## Instructions for the task
Find the lines holding the string "washing" in the data, then copy all of them.

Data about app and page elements
'''
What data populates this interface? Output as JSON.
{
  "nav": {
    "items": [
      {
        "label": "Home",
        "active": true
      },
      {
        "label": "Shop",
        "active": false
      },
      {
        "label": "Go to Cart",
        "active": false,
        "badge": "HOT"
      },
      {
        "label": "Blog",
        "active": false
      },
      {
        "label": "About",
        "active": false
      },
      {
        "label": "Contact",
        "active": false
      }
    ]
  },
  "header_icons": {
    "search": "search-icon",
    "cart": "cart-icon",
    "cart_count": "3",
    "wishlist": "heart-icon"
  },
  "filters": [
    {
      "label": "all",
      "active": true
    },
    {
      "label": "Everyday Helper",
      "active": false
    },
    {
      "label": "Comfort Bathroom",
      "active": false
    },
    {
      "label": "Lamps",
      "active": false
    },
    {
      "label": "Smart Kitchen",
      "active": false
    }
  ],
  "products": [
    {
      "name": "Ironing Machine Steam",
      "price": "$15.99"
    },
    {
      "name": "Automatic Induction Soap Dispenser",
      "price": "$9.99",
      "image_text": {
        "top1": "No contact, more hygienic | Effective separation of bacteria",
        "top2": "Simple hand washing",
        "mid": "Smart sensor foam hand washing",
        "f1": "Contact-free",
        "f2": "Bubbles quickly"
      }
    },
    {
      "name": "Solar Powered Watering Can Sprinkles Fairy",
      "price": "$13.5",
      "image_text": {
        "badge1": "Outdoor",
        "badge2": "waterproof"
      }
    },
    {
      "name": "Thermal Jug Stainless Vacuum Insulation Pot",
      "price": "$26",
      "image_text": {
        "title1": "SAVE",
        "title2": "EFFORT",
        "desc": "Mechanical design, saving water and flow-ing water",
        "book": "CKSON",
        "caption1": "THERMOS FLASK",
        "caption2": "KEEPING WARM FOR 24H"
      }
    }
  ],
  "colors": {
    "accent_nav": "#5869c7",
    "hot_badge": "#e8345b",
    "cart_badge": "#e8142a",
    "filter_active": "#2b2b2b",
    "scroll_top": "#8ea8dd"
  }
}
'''
## Solution below
        "top2": "Simple hand washing",
        "mid": "Smart sensor foam hand washing",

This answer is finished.